Then the whining started. Jenna Lombardo-Grosso, the ex-Marine who lost her mother to suicide, stormed out of the room and edged Lucie downstairs.
Lombardo-Grosso, 37, sobbed and screamed, “Why, why, why!” She later explained that the mushrooms surfaced traumatic childhood episodes of sexual abuse.
In the ceremony room, Samantha Juan, the Army veteran who was sexually abused as a child, began to cry and pulled out her journal. It was her third time at a Polanco-led retreat, where she said she faced a lifetime of traumatic memories that led her to drink heavily and rely on drugs to escape her pain after she left the army in 2014.
“I’ve learned to give myself empathy and show grace,” said Juan, 37.
Her goal in that retreat, she said, was to make peace with a sexual assault she said she suffered in the army.
“Today’s journey is about forgiveness,” Juan had said just before taking the mushrooms. “I don’t want that grip on me anymore.”
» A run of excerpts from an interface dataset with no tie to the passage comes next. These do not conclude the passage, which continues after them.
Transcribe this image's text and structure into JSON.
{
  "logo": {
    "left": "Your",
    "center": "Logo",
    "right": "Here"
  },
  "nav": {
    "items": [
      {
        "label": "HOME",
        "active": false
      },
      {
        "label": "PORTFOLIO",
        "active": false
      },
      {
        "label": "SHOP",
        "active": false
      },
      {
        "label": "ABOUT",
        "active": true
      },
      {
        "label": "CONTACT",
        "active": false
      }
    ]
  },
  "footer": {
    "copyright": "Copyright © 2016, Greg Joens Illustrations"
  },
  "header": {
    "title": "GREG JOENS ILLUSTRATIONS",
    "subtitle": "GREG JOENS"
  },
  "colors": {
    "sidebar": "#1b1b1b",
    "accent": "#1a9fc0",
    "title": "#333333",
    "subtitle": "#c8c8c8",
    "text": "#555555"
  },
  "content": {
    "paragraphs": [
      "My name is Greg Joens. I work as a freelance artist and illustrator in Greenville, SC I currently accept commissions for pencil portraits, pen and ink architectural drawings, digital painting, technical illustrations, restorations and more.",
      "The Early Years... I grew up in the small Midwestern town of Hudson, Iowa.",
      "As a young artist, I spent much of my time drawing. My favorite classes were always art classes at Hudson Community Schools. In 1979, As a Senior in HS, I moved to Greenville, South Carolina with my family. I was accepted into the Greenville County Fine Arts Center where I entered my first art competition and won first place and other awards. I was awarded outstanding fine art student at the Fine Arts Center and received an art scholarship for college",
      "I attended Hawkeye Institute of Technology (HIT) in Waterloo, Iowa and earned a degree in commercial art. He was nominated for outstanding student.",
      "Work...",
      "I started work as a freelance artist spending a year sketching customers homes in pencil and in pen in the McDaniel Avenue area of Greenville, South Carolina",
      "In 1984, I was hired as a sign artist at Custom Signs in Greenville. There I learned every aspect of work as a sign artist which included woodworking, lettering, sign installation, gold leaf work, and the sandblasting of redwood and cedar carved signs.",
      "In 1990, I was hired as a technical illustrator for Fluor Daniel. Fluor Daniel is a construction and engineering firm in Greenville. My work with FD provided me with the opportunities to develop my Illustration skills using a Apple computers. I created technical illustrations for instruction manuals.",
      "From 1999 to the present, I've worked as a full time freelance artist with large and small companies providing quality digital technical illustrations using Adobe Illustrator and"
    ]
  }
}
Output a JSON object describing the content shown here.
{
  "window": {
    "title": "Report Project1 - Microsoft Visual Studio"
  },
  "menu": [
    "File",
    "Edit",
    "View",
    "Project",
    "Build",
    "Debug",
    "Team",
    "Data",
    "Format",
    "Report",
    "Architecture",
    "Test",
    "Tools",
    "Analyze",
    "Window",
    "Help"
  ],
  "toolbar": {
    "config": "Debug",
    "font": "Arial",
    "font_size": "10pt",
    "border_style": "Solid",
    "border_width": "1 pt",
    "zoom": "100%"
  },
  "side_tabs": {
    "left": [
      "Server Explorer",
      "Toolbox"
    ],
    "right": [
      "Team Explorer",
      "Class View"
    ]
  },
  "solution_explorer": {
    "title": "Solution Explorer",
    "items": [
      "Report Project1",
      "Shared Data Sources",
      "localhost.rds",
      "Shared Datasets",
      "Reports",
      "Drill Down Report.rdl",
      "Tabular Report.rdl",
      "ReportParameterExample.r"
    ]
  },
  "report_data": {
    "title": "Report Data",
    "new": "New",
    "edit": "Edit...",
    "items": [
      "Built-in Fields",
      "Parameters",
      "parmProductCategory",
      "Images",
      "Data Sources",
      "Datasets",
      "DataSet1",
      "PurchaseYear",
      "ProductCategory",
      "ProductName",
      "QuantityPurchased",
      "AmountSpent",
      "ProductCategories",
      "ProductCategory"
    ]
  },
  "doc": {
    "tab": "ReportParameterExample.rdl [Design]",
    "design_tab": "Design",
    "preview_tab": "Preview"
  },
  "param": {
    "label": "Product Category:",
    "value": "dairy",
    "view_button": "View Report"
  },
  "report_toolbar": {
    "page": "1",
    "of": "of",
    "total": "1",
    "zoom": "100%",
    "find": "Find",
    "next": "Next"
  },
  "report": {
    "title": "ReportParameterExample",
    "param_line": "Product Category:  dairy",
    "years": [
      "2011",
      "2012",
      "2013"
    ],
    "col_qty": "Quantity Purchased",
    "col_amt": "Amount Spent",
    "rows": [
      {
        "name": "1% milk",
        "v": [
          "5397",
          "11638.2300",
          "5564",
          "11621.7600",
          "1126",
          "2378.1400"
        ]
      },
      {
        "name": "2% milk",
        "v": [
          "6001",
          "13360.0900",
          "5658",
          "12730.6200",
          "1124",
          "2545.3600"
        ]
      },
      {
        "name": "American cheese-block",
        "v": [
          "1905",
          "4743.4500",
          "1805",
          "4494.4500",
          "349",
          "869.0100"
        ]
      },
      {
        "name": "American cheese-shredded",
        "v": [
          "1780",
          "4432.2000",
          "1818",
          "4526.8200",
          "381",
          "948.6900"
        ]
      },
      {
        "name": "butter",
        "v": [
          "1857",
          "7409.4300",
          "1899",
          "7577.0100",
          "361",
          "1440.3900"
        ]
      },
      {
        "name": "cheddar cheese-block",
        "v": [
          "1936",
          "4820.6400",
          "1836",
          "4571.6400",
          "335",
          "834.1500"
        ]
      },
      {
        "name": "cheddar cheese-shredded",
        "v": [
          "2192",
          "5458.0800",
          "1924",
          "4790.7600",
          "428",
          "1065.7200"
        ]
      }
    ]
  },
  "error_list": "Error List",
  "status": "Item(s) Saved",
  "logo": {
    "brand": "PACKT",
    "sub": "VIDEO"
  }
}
As the effects of the mushrooms wore off, a prevailing sense of calm prevailed. The women exchanged stories about their travels, cracked jokes and lost themselves in long hugs.
The tremors returned the next morning as the women waited their turn to smoke 5-MeO-DMT, a trip Polanco calls “the slingshot” for the speed and intensity of the experience.
Seconds after her lungs absorbed the toad’s secretions, Juan let out guttural screams and fidgeted on her mat. Bostwick looked panicked and unsure as she shifted from a supine position to a position on all fours. Lombardo-Grosso vomited, gasped and winced violently as a nurse and Lucie grabbed her.
When she regained consciousness, Lombardo-Grosso sat up and began to cry.
“It felt like an exorcism,” she said. “It felt like brimstone rising, black, and now there’s nothing but light.”
That night, Alison Logan, the wife of a Navy explosives disposal expert who was about to divorce, looked dejected. The trips, she said, brought her sadness to the fore but brought no insights or a sense of resolution.
“It felt like a lot of pain with no answers,” she said.
But the other participants said their physical ailments disappeared and their spirits brightened.
Bostwick said she was “amazed” but thrilled that her migraines had gone away and that for the first time in a long time she felt a sense of limitless possibility.
“I feel like my body has let go of so much of the anger and frustration and all the little things we’re holding on to,” she said. “I was filled with negativity.”
In the days following the retreat, Juan said she felt “energized and ready to tackle each day head-on.”
Lombardo-Grosso said the retreat helped her make peace with the loss of her mother and turned her outlook on the future from a sense of fear to one of optimism.
“I feel whole,” she said a few days later from her home in Tulsa, Oklahoma. “Nothing is missing anymore.”
©2022 The New York Times Company